COMMON president, Randy Dufault presented the organization’s dire financial situation at the meeting of members on Tuesday afternoon at the COMMON 2009 Annual Meeting and Exposition.
“If we were to do nothing at this point, at the end of 2009 COMMON would suffer an 800,000 dollar loss,” said Dufault. “Needless to say, an 834,000 loss, even though we have an incredibly healthy reserve… that would put us in a real untenable position.”
He explained that the plan for the 2010 conference would include the following changes:
- 15 session rooms (instead of the 20+ at the conference this year).
- Cut the total days of educational sessions from five to four, which cuts the number of sessions from about 500 to ~320
- Cut Expo from three days to two
- Cut out one evening social event (unless sponsorship is found)
- Reduce the size of the final “main event” (unless sponsorship is found
- Reduce lab rooms down to one
- Suspend subsidies for guest program
- Suspend Communication and Networking volunteer budget
- Suspend Leadership and Advocacy volunteer budget
- Reduce the budget for the volunteer Strategic Education Team
- Create a volunteer registration rate, no more free passes for volunteers
- Speakers with one session will be eligible for volunteer rate, and speakers with two-five sessions would get 25% off registration
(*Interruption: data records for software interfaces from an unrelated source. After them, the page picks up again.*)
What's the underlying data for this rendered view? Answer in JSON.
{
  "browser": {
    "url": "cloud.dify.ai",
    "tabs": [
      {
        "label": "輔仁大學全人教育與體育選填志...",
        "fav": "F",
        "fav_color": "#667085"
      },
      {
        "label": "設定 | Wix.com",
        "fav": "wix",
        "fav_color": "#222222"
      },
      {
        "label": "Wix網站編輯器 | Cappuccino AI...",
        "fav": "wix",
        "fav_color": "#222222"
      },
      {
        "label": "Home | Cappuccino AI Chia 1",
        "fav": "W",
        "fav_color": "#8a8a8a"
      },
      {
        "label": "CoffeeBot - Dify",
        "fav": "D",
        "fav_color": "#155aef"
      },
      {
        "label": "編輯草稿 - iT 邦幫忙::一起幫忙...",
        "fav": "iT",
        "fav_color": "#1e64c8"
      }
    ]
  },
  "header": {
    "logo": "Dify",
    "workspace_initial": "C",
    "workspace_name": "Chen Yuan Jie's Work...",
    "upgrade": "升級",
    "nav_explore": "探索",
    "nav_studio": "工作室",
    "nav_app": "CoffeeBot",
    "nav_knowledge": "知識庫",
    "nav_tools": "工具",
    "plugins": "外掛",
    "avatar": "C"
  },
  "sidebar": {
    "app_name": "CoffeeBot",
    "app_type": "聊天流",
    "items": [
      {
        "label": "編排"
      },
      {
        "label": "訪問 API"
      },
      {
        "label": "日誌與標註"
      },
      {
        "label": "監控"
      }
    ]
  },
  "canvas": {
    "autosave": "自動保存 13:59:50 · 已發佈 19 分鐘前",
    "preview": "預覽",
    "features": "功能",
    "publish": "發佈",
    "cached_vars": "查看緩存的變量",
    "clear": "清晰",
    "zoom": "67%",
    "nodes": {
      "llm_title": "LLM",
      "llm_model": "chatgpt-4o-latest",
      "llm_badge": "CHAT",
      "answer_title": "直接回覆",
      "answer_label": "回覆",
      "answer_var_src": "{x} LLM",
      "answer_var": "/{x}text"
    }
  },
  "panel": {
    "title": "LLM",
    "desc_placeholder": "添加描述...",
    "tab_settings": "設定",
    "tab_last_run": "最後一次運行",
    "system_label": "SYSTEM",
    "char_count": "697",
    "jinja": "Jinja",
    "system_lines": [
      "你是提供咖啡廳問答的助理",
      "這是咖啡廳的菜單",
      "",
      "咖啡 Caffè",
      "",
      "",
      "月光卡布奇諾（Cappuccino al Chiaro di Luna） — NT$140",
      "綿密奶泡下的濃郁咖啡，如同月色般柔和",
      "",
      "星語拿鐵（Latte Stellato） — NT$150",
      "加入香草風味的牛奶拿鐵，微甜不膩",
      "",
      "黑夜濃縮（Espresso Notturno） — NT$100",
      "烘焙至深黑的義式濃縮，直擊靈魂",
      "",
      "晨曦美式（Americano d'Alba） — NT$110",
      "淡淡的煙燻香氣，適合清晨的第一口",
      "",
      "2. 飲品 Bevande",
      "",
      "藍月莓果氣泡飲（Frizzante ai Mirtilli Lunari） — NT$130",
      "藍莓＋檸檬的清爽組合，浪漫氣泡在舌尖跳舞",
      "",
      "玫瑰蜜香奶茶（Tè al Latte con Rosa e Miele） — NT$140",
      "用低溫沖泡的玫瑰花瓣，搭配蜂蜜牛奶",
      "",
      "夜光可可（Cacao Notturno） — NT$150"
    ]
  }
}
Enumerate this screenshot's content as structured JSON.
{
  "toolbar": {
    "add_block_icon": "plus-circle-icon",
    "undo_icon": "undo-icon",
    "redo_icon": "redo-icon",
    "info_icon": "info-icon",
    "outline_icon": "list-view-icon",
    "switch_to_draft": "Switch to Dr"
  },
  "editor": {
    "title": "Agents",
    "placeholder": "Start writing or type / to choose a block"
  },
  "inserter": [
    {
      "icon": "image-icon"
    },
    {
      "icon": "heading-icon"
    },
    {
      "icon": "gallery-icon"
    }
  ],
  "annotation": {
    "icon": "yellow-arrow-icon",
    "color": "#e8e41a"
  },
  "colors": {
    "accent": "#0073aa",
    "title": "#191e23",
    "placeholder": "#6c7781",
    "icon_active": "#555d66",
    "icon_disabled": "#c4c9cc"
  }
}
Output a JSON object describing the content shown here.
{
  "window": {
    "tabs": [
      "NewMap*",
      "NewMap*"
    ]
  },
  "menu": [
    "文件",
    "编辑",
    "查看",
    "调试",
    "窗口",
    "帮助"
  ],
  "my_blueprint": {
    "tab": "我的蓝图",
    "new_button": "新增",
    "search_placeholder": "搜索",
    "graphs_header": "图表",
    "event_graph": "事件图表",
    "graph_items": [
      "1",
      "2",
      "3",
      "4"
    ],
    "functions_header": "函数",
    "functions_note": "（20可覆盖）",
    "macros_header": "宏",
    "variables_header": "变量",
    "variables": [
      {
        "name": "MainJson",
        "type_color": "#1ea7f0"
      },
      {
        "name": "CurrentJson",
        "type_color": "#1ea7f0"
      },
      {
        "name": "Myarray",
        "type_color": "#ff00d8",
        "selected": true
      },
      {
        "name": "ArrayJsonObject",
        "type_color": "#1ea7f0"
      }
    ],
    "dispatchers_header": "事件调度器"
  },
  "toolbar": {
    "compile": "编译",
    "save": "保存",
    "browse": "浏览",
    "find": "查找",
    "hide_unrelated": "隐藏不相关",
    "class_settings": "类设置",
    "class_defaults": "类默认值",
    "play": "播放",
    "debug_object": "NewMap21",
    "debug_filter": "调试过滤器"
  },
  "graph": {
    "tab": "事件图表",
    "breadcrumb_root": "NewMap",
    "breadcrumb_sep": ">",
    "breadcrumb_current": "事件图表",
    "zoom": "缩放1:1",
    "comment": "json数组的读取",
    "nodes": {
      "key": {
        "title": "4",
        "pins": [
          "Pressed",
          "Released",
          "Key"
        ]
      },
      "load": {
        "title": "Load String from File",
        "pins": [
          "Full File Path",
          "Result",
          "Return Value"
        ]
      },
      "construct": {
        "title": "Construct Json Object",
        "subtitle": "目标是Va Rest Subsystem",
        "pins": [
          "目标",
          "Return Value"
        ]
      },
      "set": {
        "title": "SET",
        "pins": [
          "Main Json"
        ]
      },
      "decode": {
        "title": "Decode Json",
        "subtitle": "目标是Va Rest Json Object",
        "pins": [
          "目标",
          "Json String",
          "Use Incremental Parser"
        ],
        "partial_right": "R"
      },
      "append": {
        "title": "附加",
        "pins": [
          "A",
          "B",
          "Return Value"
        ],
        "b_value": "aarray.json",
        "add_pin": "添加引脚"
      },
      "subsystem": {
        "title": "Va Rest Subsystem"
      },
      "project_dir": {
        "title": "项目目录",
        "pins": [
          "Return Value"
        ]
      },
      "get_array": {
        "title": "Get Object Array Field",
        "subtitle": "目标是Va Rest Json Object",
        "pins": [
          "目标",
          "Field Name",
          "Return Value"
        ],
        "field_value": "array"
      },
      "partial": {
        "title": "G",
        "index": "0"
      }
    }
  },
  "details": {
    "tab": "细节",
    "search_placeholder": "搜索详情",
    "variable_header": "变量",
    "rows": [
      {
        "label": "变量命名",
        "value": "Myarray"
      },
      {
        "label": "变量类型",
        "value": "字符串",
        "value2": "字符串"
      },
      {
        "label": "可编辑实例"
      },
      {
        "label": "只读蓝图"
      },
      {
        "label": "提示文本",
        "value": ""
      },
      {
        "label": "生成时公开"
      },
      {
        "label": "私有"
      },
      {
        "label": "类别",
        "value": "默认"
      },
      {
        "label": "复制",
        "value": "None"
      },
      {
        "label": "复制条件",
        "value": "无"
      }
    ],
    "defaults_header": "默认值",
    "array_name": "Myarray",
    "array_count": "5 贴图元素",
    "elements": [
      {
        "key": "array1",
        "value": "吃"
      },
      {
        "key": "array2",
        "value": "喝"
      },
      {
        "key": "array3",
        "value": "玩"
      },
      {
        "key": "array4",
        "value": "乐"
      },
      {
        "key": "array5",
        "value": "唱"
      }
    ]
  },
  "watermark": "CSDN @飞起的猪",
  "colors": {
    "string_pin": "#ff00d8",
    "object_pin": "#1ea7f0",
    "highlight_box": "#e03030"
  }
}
- and more…
Dufault shared that even with the cuts that are planned, the projected loss would still be about $582,000 in 2009 and a lost of $139,000 in 2010.
This news was a lot to take for the members, and the feel of the meeting had already been a bit melancholy as Dufault made a gesture of remembrance for Al Barsa Jr. that he was barely able to complete and which left much of the room struggling to keep composure.
Members stepped up to the microphones and asked a host of questions, expressing thanks to the board and the COMMON staff for setting up the meeting and being so honest with them. Some shared suggestions of means to growing the interest in the meeting through college recruitment and expanded outreach efforts. Others clarified the cuts to volunteer perks and asked that the board open up more to get the community involved in coming up with more creative ideas. One Orlando, Fla., resident and COMMON member lambasted the cuts, pointing out that you can’t grow your revenue while making cuts. Some expressed concern that the value of the program would diminish with the cuts to sessions, and thus, less people would attend. All of this left members and myself thinking about what could be done differently to attract more attendance and improve the chances of the organization’s survival.
Earlier in the day I had attended the first-timer’s social meeting, which was a chance for fist-time attendees to give their feedback on the meeting and share their suggestions for improvements to the program. One thing that some people expressed was that some of the technical sessions were too advanced, and they felt lost.
Time for my two-cents: Perhaps COMMON’s education committee could take this advice and work to create specific learning tracks that would be more attractive to first-time attendees. In a coordinated effort between speakers, attendees could start at a introductory level and take classes on a specific topic area through an advanced level. Some speakers taught a series of classes this year that aimed to accomplish this, but because of scheduling and perhaps a lack of emphasis on the marketing side that this was being done, some new attendees may have missed out on this. If COMMON wants to recruit more attendees, perhaps creating these one or two-day mini-courses on a specific topic would be beneficial.
The other thought I have is a question: Is this IBM’s fault? Did their rebranding efforts and lack of effective marketing vision for the platform cause dwindling interest in educational activities around the IBM i? (What do you think?)
The last attendee to step up to the mic was Justin Porter, the cheerleader and representative to the COMMON board from YiPs (and a name you should get used to seeing in the IBM i community). Porter gave an uplifting and passionate short speech about educational outreach, encouraging IBM i professionals around the country to reach out to local colleges and universities and spread the word of i. Not a bad idea.
Scott Klement has been vlogging (that’s video blogging) from the event all week, and his video from yesterday includes the key part of Dufault’s presentation, and his own personal reaction to the announcement.
[kml_flashembed movie="http://www.youtube.com/v/94zuNoS5Sx0" width="425" height="350" wmode="transparent" /]
What do you think? Will you be able to attend COMMON with these changes? If you haven’t attended COMMON, why not? What would make attending worthwhile for you?